In 2016, the UK Chief Medical Officer published its guidance on low risk drinking. Within this guidance, there was specific advice on drinking in pregnancy. The recommendation took a precautionary stance, stating the simplest advice was to avoid alcohol in pregnancy to be certain there was no harm caused to the unborn baby. This was largely informed by evidence-based research into Fetal Alcohol Spectrum Disorders (FASD), which include facial abnormalities, restricted growth, learning and behavioural disorders in addition to the risk of pre-term delivery and stillbirth. It is also recommended to avoid alcohol in the important developmental first trimester.
This national health advice takes a precautionary stance as there is no evidence of a safe limit of alcohol in pregnancy and heavy or ‘binge’ drinking was the main focus.
Is it reasonable to assume therefore, that small amounts of alcohol, in moderation, carry less risk? Well, that decision must be an individual one with all of the current advice considered and ‘zero alcohol = zero risk’ is obviously the simplest solution to this question.
Alcohol-free wines and beers have flooded the market in recent years and are palatable enough to enable women to enjoy a ‘toast’ at a celebration or join in the Christmas and New Year festivities. They are not however truly free of alcohol as the process used, either heating or filtering the alcohol, still leaves the product with an average alcohol content of 0.05%. This is arguably, a miniscule amount and is unlikely to cause any effect on the developing fetus, but as previously stated there is currently no research which determines a safe level in pregnancy.

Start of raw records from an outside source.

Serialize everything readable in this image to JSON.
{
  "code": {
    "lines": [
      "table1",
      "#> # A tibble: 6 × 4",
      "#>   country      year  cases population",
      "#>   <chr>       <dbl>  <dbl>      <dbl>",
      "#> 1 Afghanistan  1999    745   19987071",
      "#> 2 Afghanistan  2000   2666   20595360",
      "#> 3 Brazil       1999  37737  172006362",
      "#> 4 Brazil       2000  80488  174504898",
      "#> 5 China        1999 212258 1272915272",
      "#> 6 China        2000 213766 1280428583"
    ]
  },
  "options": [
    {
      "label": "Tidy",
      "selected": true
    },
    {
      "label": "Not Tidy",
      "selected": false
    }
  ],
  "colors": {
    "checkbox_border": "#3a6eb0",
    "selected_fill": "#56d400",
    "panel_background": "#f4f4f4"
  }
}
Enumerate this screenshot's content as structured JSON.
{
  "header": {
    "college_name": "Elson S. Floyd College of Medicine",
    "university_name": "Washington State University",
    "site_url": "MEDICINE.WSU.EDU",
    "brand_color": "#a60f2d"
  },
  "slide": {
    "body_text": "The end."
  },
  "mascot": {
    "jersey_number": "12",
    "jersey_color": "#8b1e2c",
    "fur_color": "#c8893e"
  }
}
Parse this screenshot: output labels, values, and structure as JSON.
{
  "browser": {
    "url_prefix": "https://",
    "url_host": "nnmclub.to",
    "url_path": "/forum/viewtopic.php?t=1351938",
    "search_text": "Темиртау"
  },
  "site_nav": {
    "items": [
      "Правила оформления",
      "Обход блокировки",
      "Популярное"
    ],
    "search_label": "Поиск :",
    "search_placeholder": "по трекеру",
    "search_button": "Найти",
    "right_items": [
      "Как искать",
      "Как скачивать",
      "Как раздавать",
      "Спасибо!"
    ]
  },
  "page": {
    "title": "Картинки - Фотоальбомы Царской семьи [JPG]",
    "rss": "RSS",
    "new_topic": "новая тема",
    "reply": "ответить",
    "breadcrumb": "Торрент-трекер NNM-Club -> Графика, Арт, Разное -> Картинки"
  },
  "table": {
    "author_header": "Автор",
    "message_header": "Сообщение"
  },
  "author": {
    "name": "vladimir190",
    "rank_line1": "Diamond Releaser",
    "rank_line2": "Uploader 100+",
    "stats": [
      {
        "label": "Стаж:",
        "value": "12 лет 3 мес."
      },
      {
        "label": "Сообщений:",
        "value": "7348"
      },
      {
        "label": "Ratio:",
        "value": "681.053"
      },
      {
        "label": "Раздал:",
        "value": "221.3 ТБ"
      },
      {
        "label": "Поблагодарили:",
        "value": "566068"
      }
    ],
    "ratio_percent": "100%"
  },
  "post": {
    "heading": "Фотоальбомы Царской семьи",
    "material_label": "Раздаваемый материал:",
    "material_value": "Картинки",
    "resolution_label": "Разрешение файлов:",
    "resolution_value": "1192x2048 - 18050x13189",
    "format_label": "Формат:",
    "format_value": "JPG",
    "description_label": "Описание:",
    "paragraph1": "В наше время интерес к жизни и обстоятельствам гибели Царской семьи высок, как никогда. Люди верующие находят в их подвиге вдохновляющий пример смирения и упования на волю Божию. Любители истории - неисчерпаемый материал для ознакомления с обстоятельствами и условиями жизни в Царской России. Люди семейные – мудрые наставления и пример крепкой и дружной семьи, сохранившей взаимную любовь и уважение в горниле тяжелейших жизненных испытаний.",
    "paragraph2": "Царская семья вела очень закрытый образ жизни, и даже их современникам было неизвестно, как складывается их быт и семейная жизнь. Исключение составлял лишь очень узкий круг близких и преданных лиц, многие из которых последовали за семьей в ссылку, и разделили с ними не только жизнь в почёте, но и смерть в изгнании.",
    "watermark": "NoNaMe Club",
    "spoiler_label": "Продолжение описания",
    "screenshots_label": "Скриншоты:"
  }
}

Of course, it’s not just pregnant women who may need to avoid imbibing some Christmas cheer, your Private Midwife is likely to be on-call at some point over the festive period so a glass or two of 0.05% prosecco may be just the ticket! I think I’ll be buying a bottle of alcohol-free plonk to enjoy with my Christmas dinner ?
The important thing, as with all choices, is to know the facts and make an informed decision that is right for you.
However you choose to celebrate your pregnant Christmas or New Year with your family, I hope you enjoy yourself and stay safe. If you have any concerns about drinking in pregnancy, please speak to your midwife.